Here’s what’s actually true:

  • Agents want a sense of who you are as a person, your work ethic, your openness to collaboration, and most of all, your built-in audience
  • We are far more interested in the promise of what your book could be, than what the tactical plot points are (because if the writing’s not very good, or we can’t relate to the characters, who cares what happens?)
  • What’s the worst that can happen? An agent doesn’t respond? Says no?

Are you feeling better yet?

Here’s what you can put into practice right away:

First, make sure you’re giving a warm, honest, personable, and confidence-inspiring account of who you are (without overkill) and why you’re contacting a particular agent.

Second, be narrow about your genre, and broad about your book’s appeal. Focus less on the plot points, and more on where the reader’s mind and heart will go upon reading your synopsis.

Third, a useful follow up isn’t optional, it’s required.
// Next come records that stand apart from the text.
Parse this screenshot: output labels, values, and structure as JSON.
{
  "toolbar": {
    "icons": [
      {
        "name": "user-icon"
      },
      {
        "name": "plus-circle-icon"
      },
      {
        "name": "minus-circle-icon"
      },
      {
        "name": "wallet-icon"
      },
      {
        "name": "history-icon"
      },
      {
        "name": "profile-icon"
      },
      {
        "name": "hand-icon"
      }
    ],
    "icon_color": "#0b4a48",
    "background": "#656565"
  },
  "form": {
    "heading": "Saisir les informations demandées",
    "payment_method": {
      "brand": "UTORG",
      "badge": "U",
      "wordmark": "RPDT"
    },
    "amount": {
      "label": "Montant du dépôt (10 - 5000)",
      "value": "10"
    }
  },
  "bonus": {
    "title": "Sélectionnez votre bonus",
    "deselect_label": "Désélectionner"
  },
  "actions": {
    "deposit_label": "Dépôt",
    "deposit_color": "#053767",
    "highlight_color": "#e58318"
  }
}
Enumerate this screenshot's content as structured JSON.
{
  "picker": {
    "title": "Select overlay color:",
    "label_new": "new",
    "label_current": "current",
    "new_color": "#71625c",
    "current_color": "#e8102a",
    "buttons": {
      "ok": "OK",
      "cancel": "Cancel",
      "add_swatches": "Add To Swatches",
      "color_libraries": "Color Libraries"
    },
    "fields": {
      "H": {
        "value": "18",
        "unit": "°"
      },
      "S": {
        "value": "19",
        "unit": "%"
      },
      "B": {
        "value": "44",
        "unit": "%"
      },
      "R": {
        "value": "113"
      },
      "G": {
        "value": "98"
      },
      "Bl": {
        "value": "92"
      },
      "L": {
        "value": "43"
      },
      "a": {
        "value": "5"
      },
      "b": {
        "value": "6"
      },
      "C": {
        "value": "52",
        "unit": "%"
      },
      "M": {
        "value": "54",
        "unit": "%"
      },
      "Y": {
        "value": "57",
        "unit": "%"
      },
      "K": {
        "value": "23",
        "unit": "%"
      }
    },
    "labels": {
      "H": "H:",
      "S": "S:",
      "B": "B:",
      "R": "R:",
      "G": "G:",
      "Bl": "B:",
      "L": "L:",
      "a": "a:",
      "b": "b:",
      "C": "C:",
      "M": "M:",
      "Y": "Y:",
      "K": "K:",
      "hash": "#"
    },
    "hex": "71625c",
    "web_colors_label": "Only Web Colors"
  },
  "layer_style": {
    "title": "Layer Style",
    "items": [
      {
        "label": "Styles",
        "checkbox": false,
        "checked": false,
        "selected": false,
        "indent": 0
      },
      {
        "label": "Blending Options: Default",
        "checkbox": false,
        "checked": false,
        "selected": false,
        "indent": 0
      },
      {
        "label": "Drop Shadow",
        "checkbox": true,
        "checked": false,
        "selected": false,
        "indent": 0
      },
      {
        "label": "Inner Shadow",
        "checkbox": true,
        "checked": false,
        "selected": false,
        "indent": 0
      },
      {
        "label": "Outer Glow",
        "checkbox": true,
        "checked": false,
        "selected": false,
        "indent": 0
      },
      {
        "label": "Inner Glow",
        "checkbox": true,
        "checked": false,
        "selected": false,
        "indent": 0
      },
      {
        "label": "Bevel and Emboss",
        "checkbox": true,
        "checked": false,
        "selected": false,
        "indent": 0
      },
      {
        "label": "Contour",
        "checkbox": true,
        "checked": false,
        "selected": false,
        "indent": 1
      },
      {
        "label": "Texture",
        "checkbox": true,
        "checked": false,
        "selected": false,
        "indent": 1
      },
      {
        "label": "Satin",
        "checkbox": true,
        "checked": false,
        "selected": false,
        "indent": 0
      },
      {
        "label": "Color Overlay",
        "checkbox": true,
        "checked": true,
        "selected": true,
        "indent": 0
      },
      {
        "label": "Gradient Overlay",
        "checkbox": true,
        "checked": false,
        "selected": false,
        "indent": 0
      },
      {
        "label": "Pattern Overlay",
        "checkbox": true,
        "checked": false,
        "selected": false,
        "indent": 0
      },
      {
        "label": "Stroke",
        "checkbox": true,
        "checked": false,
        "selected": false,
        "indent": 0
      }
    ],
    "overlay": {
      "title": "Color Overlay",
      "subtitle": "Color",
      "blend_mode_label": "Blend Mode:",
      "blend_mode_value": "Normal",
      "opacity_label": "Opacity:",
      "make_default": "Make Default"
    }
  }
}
As usual, we’re happy to debunk all of the publishing expertise leading you astray. This business takes grit—we believe in you.